Exercise details ->
Where the word "Engine" occurs in a line of the listing below, copy that line.

Supplied data ->

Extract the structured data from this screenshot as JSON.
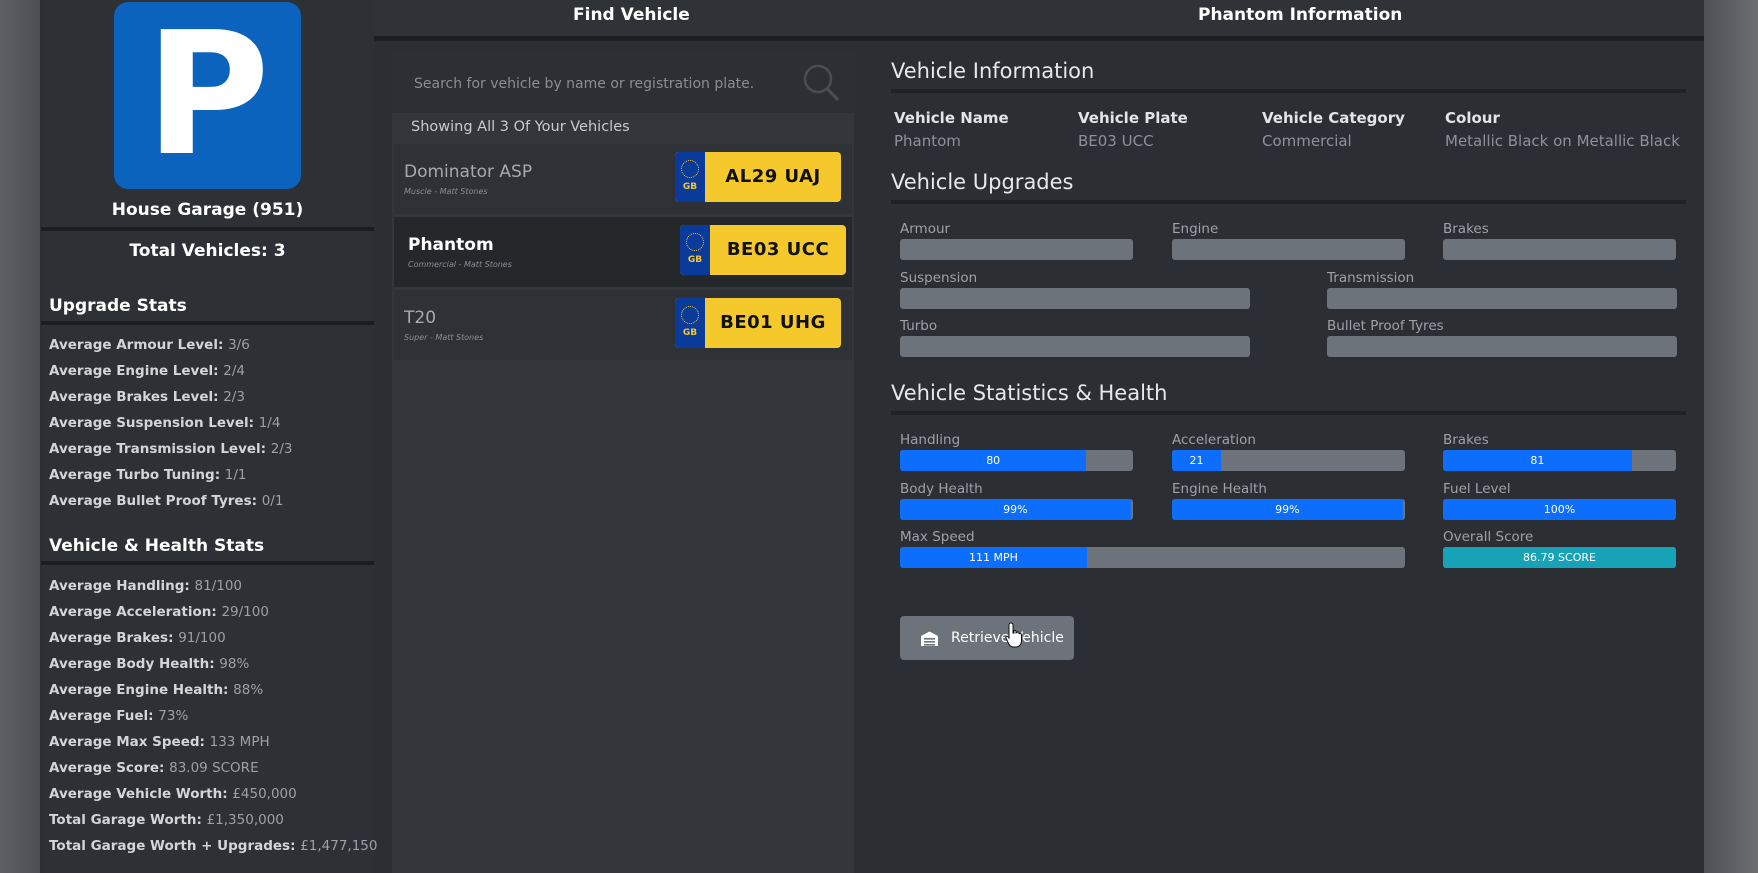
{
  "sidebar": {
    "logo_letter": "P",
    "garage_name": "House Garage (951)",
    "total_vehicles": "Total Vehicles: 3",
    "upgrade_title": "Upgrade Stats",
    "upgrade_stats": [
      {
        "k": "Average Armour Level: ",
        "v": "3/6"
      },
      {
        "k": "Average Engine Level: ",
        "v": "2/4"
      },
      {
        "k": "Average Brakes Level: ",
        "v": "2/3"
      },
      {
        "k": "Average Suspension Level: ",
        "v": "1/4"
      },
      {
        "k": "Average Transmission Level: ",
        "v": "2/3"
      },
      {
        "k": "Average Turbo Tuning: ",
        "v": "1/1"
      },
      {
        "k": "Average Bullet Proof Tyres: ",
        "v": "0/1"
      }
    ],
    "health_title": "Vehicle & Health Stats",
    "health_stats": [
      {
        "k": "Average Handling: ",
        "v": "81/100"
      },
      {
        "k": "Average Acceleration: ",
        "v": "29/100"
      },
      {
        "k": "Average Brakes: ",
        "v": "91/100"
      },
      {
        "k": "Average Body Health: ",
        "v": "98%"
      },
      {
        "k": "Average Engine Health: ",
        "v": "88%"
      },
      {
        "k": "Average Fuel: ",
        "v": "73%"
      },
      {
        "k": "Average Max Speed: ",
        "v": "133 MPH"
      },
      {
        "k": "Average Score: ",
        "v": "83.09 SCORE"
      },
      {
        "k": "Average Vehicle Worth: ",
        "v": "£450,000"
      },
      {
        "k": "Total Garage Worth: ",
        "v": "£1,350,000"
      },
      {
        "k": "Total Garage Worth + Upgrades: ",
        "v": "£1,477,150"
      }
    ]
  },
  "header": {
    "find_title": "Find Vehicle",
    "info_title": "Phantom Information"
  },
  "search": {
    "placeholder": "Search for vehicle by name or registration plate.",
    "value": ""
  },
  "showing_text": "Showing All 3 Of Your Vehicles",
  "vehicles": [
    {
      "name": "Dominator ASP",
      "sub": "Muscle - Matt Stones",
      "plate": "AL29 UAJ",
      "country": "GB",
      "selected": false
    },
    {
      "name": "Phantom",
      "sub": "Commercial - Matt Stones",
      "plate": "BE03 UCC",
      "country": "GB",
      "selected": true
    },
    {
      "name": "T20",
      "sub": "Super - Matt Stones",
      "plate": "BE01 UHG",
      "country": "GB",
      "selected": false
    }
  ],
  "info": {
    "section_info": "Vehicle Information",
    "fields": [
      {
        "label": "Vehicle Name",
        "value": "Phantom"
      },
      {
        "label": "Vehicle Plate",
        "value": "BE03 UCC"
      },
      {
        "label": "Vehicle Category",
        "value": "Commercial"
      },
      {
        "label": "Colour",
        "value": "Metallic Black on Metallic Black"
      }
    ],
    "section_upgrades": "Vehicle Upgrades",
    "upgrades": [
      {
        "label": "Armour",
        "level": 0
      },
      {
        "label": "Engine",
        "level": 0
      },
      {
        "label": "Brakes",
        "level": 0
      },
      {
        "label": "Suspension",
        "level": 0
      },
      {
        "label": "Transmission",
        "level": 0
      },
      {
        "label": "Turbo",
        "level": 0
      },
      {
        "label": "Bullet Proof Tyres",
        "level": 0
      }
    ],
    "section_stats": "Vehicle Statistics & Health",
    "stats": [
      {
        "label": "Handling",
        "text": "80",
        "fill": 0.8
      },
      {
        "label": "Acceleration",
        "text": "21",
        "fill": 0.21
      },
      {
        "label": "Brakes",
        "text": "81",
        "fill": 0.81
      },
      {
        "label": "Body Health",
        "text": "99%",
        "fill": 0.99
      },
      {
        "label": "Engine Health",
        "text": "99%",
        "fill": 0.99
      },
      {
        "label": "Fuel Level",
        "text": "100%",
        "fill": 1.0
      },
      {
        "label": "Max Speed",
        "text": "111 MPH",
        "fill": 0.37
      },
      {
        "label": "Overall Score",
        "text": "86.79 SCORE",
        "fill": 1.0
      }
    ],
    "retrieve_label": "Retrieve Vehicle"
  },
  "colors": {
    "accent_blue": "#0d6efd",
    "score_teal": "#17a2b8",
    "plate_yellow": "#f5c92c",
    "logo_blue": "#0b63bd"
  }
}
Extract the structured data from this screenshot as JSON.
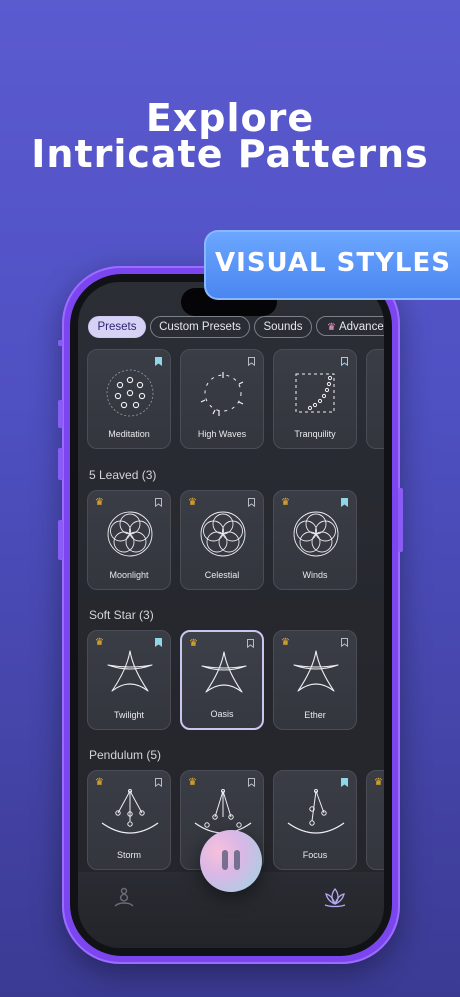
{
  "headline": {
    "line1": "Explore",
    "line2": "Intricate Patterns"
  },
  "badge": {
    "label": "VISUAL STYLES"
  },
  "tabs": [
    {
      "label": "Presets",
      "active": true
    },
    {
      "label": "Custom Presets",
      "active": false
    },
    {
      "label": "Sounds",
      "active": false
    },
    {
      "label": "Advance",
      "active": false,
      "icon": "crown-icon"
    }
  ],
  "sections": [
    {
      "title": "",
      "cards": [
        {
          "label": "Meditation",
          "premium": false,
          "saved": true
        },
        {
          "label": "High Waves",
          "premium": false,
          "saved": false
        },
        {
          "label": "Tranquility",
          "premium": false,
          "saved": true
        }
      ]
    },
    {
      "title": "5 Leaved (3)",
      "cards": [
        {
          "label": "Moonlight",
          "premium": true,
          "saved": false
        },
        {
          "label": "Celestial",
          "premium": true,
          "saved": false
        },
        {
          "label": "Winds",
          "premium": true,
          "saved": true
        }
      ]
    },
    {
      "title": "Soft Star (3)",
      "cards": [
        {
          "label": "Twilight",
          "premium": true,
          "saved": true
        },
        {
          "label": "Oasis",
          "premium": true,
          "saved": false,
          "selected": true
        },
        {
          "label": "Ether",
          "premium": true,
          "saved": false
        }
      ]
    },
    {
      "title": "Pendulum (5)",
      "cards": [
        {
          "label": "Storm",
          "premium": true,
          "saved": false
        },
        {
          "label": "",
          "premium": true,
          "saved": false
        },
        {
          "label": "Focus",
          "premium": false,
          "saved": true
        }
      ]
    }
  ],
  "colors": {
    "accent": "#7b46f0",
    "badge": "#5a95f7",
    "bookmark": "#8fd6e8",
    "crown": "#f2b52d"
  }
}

Task answer ->
        "k": "Average Engine Level: ",
        "k": "Average Engine Health: ",
        "label": "Engine",
        "label": "Engine Health",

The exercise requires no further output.